COVID-19 Testing

Testing

View COVID-19 Test Data

Frequently Asked Questions (FAQs) about Testing: English (PDF)Spanish (PDF)

Public Health agencies across the country, including Napa County, have received many questions about the availability of testing for the coronavirus (COVID-19) and understand that the current situation is creating stress and anxiety for many. It is true that testing supplies are still limited not only in California, but across the United States. This means that testing must be prioritized based on the risk to the larger community if cases were to go undetected. An example of high priority areas are hospitals and long term care settings, both to protect our healthcare workforce and our community members that are at highest risk of severe disease and death from COVID-19 . There is currently no FDA approved treatment for COVID-19, so guidance for those with mild to moderate illness will not change based on laboratory test results. Those with symptoms of fever or cough should isolate themselves at home and follow guidelines for home care.
 
Guidance on pandemic response from the World Health Organization (PDF) tells us that testing everyone with symptoms is not necessary in order to have effective surveillance or to make decisions to protect public health. Currently, sustained community transmission has been detected in several nearby counties (e.g. Solano, Yolo, San Francisco, etc.). Because of the movement of people around our region, this tells us in all likelihood, there may have been cases of COVID-19 within Napa County, and that we must focus on ensuring early detection in higher risk settings. 
 
In the United States, there are currently cases of COVID-19 identified in 46 states and the District of Columbia. Once a pandemic has been declared and a country has detected person-to-person transmission, guidance on laboratory testing is to collect a sampling of cases (rather than all cases) in order to monitor the spread and impact of the illness. Milder cases and those that occur outside of high risk settings are then identified based on clinical symptoms rather than laboratory tests. 
 
Federal and State officials continue to work to make additional lab testing kits available. Napa County will continue to work with federal and state agencies and our health care community to provide guidance and information as it becomes available. The Napa County Public Health Division will continue in its commitment to ensure the health, safety and well-being of our community as we move forward in this unprecedented event.

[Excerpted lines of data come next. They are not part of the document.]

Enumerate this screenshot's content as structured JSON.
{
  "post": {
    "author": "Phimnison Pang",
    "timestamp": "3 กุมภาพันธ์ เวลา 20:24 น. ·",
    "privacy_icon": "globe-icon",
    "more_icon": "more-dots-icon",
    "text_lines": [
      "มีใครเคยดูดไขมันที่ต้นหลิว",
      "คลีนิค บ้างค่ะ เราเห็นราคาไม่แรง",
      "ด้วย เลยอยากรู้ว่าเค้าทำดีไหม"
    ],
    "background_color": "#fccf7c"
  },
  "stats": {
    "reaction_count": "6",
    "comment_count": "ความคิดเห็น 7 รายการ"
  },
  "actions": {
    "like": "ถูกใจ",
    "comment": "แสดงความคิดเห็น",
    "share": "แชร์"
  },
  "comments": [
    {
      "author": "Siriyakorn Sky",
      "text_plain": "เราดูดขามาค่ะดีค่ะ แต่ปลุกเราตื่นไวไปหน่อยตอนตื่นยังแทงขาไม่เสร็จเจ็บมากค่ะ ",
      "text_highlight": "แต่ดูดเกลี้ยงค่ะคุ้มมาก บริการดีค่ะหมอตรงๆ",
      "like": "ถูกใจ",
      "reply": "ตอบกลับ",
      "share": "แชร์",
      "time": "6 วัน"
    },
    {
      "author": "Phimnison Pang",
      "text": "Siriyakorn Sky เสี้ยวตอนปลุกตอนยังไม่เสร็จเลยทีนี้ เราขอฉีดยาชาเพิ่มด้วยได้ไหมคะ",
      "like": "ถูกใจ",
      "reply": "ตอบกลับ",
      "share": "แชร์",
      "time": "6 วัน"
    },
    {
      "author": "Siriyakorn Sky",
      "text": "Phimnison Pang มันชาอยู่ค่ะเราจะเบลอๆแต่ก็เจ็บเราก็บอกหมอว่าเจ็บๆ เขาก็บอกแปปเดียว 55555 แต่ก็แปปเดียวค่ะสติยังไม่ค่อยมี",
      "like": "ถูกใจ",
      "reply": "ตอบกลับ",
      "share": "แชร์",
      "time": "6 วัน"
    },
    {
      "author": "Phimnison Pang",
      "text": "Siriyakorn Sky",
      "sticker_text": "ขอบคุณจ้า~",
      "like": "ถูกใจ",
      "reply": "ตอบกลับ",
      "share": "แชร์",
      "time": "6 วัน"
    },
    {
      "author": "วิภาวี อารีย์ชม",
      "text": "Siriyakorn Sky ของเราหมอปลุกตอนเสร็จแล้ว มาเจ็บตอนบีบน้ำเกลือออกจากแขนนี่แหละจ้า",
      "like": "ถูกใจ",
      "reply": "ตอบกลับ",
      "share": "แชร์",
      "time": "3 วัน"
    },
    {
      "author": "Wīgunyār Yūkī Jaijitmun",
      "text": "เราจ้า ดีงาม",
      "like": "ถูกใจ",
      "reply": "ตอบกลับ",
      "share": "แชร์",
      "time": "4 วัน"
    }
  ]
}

If You Feel Sick

  • The main symptoms of COVID-19 are fever, cough, shortness of breath and sore throat.
  • If you would not normally visit your doctor for these symptoms, don’t go to the doctor.
  • Call your doctor and ask for advice if you have concerns about your illness.
  • Do not go to the emergency department or your doctor’s office. You may infect other people.
  • Testing is limited at this time in Napa County. Individual healthcare providers have the ability to order tests for their patients, and if the patient meets criteria for testing, Public Health will contact them for an appointment at the drive through clinic.
  • If you are experiencing minor symptoms, call your medical professional. Please do not show up in person.

When You Should Go to the Emergency Room (ER)

  • If you have profound difficulty breathing, unremitting fever, lethargy or weakness.
  • If you feel very ill and you have diabetes, chronic lung disease or other serious conditions.
  • If you feel very ill and have traveled to an area with Corona virus or have known contact with someone who has the virus.
  • Do not walk through the waiting room. Call ahead if possible. Ask for a face mask and identify yourself to staff.
  • If you are experiencing a medical emergency, and cannot safely transport yourself to the emergency room, call 9-1-1 and inform the dispatchers which symptoms you have that are consistent with COVID-19.

Communication

  • Newsletters: To opt-in and receive future newsletter editions, visit our sign-up page and enter your email, click sign in, and scroll down to the News Flash section, and select the email icon next to Health & Human Services and/or Public Health.

  • NIXLE: In some cases, Nixle alerts will be used. Sign-up for Nixle by texting your zip code to 888777 or signing up online.

  • Phone: If the resources listed have not addressed your question(s): If you are not a healthcare provider, please call our coronavirus information line at 707-253-4540 (Monday – Friday, from 9am to 12pm and 1pm to 5pm)

  • Healthcare Providers: please email us at coronavirus@countyofnapa.org

Situation Updates

As response progresses, there is a dedicated page for updates on the the COVID-19 response.